How have you been using this time of the Stay at Home order? While all of us just want things to get back to normal, this can be a time for us to use wisely or we can use it poorly. Probably for most of us, it has been a little bit of both. No doubt there has been some stress, maybe some anxiety and some challenges to our coping well with things. Maybe the first few weeks, we were able to be attentive to things but as time passes, it may be getting more difficult. That is certainly understandable. I would like to encourage and invite all of us to recommit ourselves to using this time wisely. In particular, I would like to recommend that we take some time every day and devote it to prayer, study and reflection. Now I can hear the chorus, “Get Real! How is that going to happen with working at home, trying to keep the kids doing their school work, trying to keep up with everything in the house, trying to deal with everyone stuck at home and worried about if I am going to get laid off? Etc.” Yes, this is a crazy time and yes, some of the main ways that we normally cope are by coming together with others in the community and turning to God at Mass and that is precisely what we have not been able to do since March! Still, let’s try to take a little time for prayer, study and reflection.

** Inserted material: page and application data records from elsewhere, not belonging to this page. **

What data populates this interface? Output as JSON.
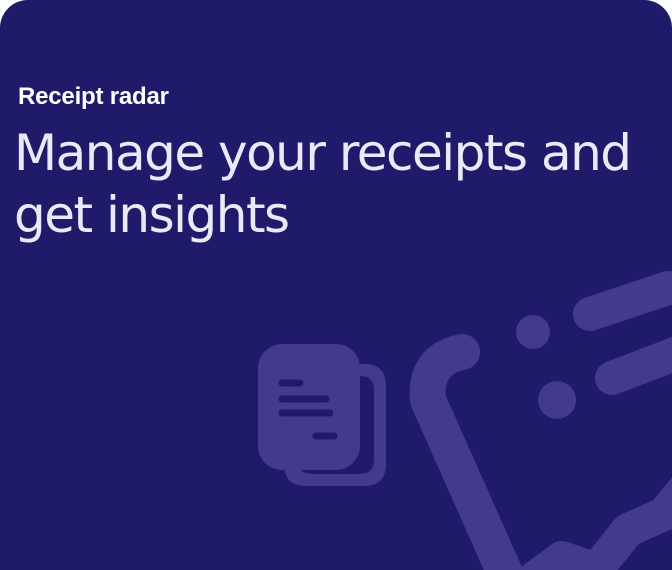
{
  "card": {
    "eyebrow": "Receipt radar",
    "headline": "Manage your receipts and get insights"
  },
  "colors": {
    "background": "#201a6b",
    "headline_text": "#ebe9f7",
    "eyebrow_text": "#ffffff",
    "illustration": "#433a8e"
  },
  "icons": [
    "receipt-documents-icon",
    "insights-chart-icon"
  ]
}
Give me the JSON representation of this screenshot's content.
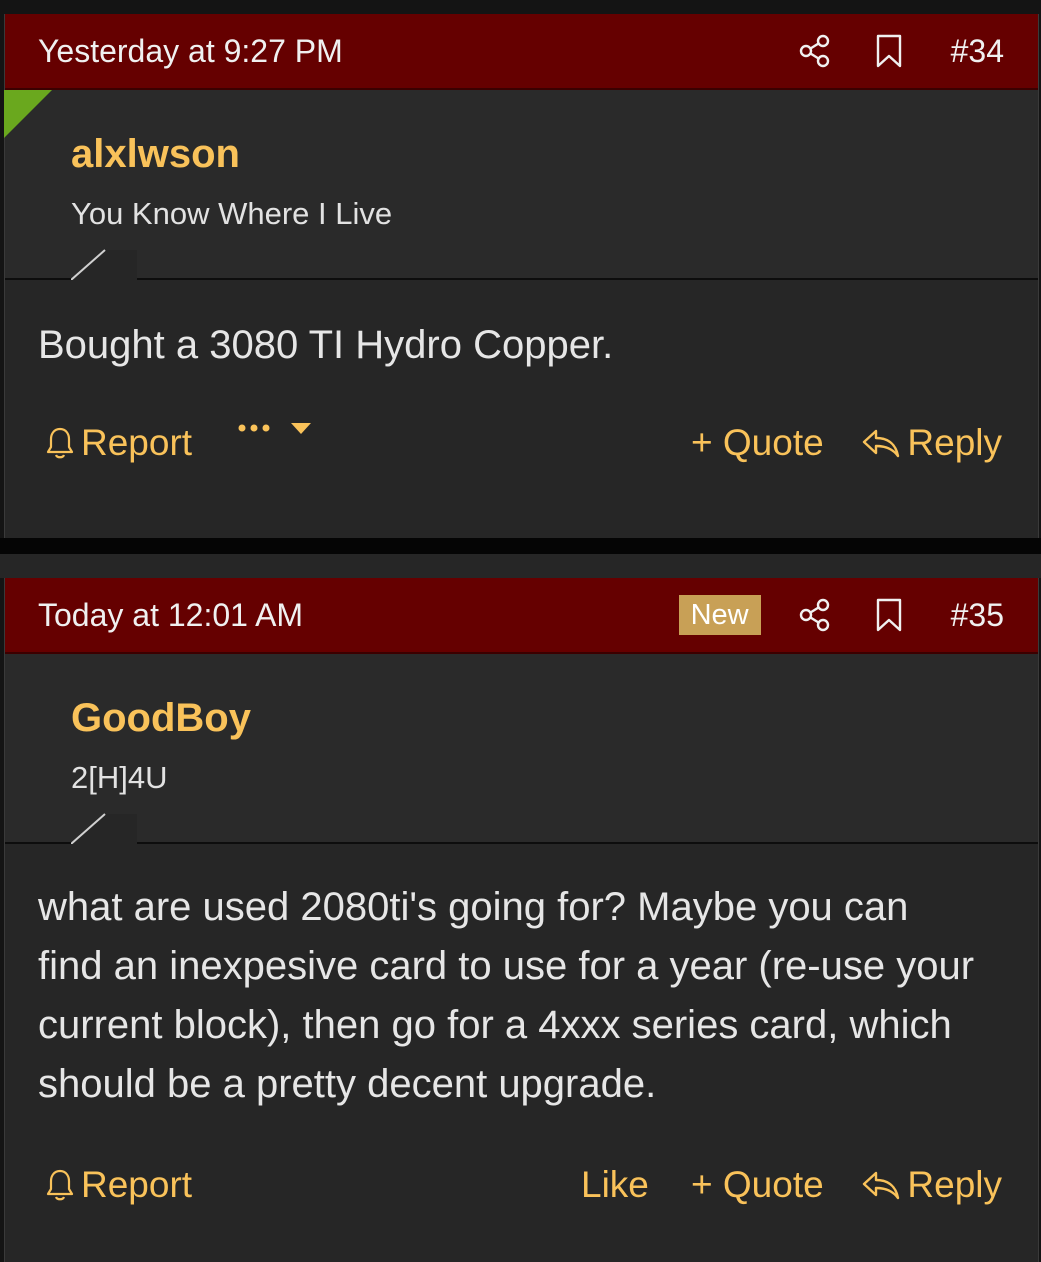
{
  "posts": [
    {
      "date": "Yesterday at 9:27 PM",
      "post_number": "#34",
      "username": "alxlwson",
      "user_title": "You Know Where I Live",
      "body": "Bought a 3080 TI Hydro Copper.",
      "actions": {
        "report": "Report",
        "quote": "+ Quote",
        "reply": "Reply"
      }
    },
    {
      "date": "Today at 12:01 AM",
      "new_badge": "New",
      "post_number": "#35",
      "username": "GoodBoy",
      "user_title": "2[H]4U",
      "body": "what are used 2080ti's going for? Maybe you can find an inexpesive card to use for a year (re-use your current block), then go for a 4xxx series card, which should be a pretty decent upgrade.",
      "actions": {
        "report": "Report",
        "like": "Like",
        "quote": "+ Quote",
        "reply": "Reply"
      }
    }
  ],
  "colors": {
    "header": "#650000",
    "accent": "#f9c25a",
    "badge": "#c8a056",
    "flag": "#6aa81e",
    "post_bg": "#262626"
  },
  "icons": [
    "share-icon",
    "bookmark-icon",
    "bell-icon",
    "ellipsis-icon",
    "caret-down-icon",
    "reply-arrow-icon"
  ]
}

Since we are not yet able to gather for Sunday Mass, I would like to recommend that you make an opportunity for yourself and look at the Mass. Under normal circumstances we should attend Mass every Sunday and Holy Day. Obviously, this is a unique situation that we find ourselves in, so even though we can’t gather for Mass, let’s still take advantage of the beauty and power of the prayers of the Mass. Have you ever read through the prayers of the Mass? If so, great. If not, that’s ok. But maybe now is a time for all of us to read and read again and then reflect and ponder on what we probably take for granted. Read the prayers that we pray together (The Confiteor, Kyrie, Gloria, Creed, Offertory exchange, Preface Dialogue, Sanctus, Our Father and Agnus Dei). Take some time with each of them. Read for understanding. Re-read them and slowly reflect upon the deeper spiritual meaning and then pray them by yourself. Take them one at a time, perhaps one a day. For the Gloria and Creed, we may wish to break them up into sections. After looking at the parts we pray together, pick up your missal or your device and look at the prayers that the priest prays during the Mass on our behalf, most especially the Eucharist Prayer. In the Roman Missal there are ten Eucharistic Prayers (four main ones, two for Reconciliation and four for Various Needs and Occasions). Priests are free to pray whichever prayer they choose. I normally reserve the 1st Eucharist Prayer (Roman Canon) for major holy days, while I know Fr. Richard likes to pray it more often. During Advent and Lent, I like to pray the prayers of Reconciliation and during the Easter and Christmas seasons, I will pray the prayers for Various Needs and Occasions. The structure to these prayers are all the same although they do have different words and phrasings. In Reconciliation Prayer I, which I normally use during Lent, I love the richness and beauty that we pray “Indeed, though we were once lost and could not approach you, you loved us with the greatest love; for your Son, who alone is just, handed himself over to death and did not disdain to be nailed for our sake to the wood of the cross. But before his arms were outstretched between heaven and earth…” What a picture of the eternity, humility and magnificence of Jesus on the cross and at the altar! What a true picture of our condition and the Father’s mercy! In Eucharistic Prayer II, which is the shortest of the prayers, there is the lovely and tender description, “You are indeed Holy, O Lord, and the font of all holiness. Make holy therefore these gifts, we pray by sending down your Spirit upon them like the dewfall…” Now of course, this is moment (the Epiclesis) where the priest and the people pray for the coming down of the Holy Spirit on the gifts of bread and wine that they may become the Body and Blood of Christ.
In a real sense too, we are praying for ourselves, that the Holy Spirit may descend upon all of us gathered at the altar and the whole church and that we might become more fully the Body and Blood of Christ. Imagine how the Holy Spirit covers us and the gifts of bread and wine in holiness and grace as a fresh morning dew gently and delicately covers the blades of grass, the petals of flowers and the leaves of trees. Elsewhere in the same prayer, during the Memento, we pray, “Remember also our brothers and sisters who have fallen asleep in the hope of the resurrection and all who have died in your mercy: welcome them into the light of your face”. What a beautiful description of love and of heaven. Imagine what the splendor of being in the presence of God must be like, that God’s beauty is magnificent that our entire being is overwhelmed by the radiance of His pure love. That’s heaven!
This can be a gift if we let it.
In pace Christi,